If the Tigers can blend a much improved passing game with a run game and defense up to their recent standards, they might have something.

But …

Yes, the quarterback position will be in more skilled hands as Myles Brennan competes with Lowell Narcisse and Justin McMillan to be the successor to Danny Etling. The wide receivers are not only highly touted but also deep, providing the new starter with a dynamic supporting cast in the passing game.

And with Steve Ensminger replacing Matt Canada as offensive coordinator, the realistic expectation is that LSU will pass for more yards and touchdowns and with greater efficiency in 2018. LSU threw just 17 TD passes last season; only three SEC teams threw fewer.

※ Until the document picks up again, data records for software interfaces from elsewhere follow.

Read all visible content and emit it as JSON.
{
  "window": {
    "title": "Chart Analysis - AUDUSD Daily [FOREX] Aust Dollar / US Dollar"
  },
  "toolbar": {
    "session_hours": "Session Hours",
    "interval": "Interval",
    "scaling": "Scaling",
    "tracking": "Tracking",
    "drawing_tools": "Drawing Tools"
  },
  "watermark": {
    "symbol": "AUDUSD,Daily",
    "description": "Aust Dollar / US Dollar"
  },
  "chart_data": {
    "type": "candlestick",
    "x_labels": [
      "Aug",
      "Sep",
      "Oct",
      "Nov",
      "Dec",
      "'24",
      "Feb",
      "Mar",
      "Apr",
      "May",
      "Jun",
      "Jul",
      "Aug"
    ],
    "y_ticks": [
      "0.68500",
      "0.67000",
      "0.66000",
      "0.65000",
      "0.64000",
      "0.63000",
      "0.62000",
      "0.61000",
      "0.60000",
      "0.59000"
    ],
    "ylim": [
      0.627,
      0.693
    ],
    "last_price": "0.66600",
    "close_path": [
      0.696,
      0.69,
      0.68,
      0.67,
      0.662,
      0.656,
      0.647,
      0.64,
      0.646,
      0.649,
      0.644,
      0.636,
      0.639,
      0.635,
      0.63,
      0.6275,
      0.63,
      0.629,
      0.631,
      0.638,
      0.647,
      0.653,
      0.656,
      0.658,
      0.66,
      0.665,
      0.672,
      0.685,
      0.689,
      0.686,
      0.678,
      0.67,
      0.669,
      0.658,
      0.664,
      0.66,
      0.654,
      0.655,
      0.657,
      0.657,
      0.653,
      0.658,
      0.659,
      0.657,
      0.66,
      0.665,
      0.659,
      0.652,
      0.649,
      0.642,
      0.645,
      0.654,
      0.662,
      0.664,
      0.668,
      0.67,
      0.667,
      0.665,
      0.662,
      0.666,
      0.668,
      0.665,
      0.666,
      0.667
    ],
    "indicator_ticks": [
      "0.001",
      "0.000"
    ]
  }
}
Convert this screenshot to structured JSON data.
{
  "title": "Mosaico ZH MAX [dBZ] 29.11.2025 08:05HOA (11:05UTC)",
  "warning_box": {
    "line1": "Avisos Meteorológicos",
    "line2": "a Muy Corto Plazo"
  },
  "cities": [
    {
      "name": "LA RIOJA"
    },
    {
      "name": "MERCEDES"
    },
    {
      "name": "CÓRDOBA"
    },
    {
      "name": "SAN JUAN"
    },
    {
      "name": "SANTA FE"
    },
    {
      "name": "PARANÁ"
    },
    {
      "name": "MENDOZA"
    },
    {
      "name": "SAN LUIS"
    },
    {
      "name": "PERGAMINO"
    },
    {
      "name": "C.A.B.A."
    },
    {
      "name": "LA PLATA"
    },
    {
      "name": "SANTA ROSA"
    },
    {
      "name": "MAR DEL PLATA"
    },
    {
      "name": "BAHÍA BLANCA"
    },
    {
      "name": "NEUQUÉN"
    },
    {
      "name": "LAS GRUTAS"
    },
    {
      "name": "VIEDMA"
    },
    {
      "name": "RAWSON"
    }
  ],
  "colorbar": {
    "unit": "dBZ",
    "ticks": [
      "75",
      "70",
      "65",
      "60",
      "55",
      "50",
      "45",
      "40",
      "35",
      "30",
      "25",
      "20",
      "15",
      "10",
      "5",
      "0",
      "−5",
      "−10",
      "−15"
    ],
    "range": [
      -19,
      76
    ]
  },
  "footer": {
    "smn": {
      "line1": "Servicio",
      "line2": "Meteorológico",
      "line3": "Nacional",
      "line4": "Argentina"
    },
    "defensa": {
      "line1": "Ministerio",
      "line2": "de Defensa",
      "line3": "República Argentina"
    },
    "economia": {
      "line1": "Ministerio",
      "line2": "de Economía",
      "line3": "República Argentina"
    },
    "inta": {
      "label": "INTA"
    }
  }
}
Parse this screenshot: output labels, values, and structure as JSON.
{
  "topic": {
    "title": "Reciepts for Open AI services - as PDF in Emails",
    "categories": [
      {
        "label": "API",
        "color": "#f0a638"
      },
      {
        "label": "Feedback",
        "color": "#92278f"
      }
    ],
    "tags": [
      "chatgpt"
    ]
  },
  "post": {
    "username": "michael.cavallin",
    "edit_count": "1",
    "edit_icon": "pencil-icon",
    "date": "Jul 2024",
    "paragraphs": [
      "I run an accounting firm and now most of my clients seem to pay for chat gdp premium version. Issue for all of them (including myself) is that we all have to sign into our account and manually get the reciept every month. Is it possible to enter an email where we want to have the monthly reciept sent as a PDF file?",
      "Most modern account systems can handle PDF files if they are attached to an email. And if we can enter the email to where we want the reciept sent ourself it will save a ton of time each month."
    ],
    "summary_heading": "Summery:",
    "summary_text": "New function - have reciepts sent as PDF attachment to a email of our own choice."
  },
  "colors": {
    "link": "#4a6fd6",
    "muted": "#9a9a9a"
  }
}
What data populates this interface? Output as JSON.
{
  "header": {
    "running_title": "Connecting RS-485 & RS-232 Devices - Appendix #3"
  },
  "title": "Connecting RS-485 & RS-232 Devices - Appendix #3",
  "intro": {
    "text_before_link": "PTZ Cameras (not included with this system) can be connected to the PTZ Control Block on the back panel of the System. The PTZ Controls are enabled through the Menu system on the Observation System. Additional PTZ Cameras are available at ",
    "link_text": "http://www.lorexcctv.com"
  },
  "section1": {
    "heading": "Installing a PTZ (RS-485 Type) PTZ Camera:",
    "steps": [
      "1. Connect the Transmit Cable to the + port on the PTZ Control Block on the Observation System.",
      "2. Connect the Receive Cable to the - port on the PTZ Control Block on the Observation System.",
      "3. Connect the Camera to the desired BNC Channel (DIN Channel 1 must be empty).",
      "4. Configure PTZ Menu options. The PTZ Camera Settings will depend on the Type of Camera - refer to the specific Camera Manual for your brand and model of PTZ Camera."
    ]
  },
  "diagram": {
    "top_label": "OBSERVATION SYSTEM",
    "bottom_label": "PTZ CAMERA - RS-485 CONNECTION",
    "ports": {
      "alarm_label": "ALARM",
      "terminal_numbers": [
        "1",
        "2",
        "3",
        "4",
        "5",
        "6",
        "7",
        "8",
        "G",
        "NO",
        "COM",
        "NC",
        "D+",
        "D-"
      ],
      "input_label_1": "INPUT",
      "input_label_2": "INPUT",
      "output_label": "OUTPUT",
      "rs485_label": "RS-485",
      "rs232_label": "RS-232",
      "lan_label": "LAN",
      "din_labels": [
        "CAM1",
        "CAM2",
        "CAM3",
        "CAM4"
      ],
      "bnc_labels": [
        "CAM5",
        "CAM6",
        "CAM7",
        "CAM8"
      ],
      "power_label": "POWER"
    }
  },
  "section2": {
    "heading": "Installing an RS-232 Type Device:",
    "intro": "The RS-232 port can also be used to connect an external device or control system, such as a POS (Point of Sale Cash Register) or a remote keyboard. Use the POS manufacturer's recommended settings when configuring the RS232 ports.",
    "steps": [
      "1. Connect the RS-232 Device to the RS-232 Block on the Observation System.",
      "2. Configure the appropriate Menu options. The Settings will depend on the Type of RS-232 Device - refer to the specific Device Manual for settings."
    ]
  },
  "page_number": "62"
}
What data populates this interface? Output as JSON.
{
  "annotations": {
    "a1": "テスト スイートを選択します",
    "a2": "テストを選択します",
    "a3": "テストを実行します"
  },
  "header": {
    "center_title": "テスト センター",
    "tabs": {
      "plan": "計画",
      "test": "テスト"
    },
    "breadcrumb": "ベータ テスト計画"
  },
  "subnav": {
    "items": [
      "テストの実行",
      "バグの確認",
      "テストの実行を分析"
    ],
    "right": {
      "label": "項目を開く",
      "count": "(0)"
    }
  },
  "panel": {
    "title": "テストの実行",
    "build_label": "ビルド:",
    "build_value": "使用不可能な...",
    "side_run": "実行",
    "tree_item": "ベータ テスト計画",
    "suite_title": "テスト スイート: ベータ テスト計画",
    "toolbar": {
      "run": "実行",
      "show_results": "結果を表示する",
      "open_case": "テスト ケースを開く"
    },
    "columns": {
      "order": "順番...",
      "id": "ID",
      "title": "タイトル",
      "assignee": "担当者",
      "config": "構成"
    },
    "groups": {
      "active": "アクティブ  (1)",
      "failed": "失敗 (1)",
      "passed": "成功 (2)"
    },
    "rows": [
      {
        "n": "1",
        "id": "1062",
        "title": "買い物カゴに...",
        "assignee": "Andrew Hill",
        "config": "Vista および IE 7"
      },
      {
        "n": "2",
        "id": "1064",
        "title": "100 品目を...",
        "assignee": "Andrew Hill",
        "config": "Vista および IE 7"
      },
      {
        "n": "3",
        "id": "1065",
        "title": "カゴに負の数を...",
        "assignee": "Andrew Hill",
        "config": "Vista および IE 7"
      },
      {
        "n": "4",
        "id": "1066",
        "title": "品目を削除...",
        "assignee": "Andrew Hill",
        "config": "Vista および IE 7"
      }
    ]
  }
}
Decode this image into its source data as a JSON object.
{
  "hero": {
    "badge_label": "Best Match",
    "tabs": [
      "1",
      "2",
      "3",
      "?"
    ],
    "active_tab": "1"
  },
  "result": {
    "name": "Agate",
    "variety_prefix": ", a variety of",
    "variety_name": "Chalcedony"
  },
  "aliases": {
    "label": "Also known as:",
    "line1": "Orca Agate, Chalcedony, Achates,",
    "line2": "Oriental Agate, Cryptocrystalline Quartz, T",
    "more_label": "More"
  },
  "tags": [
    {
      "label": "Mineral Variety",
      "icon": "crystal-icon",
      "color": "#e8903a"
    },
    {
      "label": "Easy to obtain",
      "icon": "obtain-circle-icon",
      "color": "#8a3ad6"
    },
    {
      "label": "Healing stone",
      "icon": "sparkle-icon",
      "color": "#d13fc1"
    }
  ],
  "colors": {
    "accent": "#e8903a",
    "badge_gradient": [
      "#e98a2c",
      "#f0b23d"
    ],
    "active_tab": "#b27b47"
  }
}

Orgeron said he plans to have more wide receivers on the field in the new West Coast offense, and Ensminger and new passing game coordinator Jerry Sullivan have been charged with improving the SEC’s worst red-zone offense.

But much of the expectations for the wide receivers is based on potential because there hasn’t been much productivity from a group that features several key newcomers.

In fact the returning pass catcher who had the biggest impact last season is tight end Foster Moreau (24 catches, 278 yards). The returning wide receivers who were the most productive last season are Derrick Dillon (14 receptions, 125 yards) and Stephen Sullivan (11 catches, 219 yards). Other returnees expected to assume bigger roles are Drake Davis, Dee Anderson, Justin Jefferson and Racey McMath.

However, transfer Jonathan Giles had 69 catches for 1,158 yards and 13 touchdowns while playing at Texas Tech two years ago.

The newcomers include 5-star recruit Terrace Marshall (Bossier City, La.), 4-star ┬árecruits Ja’Marr Chase (Metairie, La.) and Kenan Jones (Berwick, La.) and 3-star recruit Jaray Jenkins (Jena, La). Chase isn’t enrolled yet and Marshall is recovering from a broken ankle suffered last September.

The elements for a much-improved passing game are there, but it’s questionable whether that would be enough to help the Tigers evolve into more serious contenders in the SEC West where Alabama will again be the team to beat, Auburn figures to be a title contender and Texas A&M will begin the Jimbo Fisher era.

What about the other units?

The potentially more explosive passing game is accompanied by a run game that doesn’t feature a clear-cut feature back for the first time in recent memory.

The starting tailback could be one of the backups to Derrius Guice and Darrel Williams — Nick Brossette or Clyde Edwards-Helaire — or one of the true freshman — Tae Provens or Chris Curry.

The offensive line features highly touted recruits, but also significant turnover and a new position coach.

Orgeron praised the improvement of the offensive line from the first scrimmage of spring practice to the second.

Junior college transfers Damien Lewis and Badara Traore as well as true freshman Cole Smith figure to have an impact on the line.

The defense features more returning starters on than the offense and therefore has fewer questions to answer, but whether it will be an elite unit is to be determined.

So the potential of the passing game is generating a spring buzz that figures to carry over into preseason camp. It might even make for a more interesting fall.

But along the way, LSU also must prove that the other areas that have been waiting for the emergence of the passing game will be up their recent standards.